Start of Listed entries
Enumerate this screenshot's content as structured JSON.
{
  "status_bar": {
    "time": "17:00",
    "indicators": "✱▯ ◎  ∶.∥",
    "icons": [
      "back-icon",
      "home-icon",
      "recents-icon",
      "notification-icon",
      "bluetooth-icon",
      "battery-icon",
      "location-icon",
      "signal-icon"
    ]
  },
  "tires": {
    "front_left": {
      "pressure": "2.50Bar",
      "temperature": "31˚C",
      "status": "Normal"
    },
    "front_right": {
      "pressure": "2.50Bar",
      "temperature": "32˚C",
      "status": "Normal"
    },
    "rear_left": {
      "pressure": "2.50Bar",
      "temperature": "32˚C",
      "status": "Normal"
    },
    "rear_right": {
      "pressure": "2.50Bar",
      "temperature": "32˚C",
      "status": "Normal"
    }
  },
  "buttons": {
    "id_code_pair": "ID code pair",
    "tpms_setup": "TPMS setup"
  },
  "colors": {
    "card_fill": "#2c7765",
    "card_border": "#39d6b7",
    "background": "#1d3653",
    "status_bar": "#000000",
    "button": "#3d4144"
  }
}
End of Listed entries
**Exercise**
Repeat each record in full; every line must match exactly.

**Solution to the exercise**
Enumerate this screenshot's content as structured JSON.
{
  "status_bar": {
    "time": "17:00",
    "indicators": "✱▯ ◎  ∶.∥",
    "icons": [
      "back-icon",
      "home-icon",
      "recents-icon",
      "notification-icon",
      "bluetooth-icon",
      "battery-icon",
      "location-icon",
      "signal-icon"
    ]
  },
  "tires": {
    "front_left": {
      "pressure": "2.50Bar",
      "temperature": "31˚C",
      "status": "Normal"
    },
    "front_right": {
      "pressure": "2.50Bar",
      "temperature": "32˚C",
      "status": "Normal"
    },
    "rear_left": {
      "pressure": "2.50Bar",
      "temperature": "32˚C",
      "status": "Normal"
    },
    "rear_right": {
      "pressure": "2.50Bar",
      "temperature": "32˚C",
      "status": "Normal"
    }
  },
  "buttons": {
    "id_code_pair": "ID code pair",
    "tpms_setup": "TPMS setup"
  },
  "colors": {
    "card_fill": "#2c7765",
    "card_border": "#39d6b7",
    "background": "#1d3653",
    "status_bar": "#000000",
    "button": "#3d4144"
  }
}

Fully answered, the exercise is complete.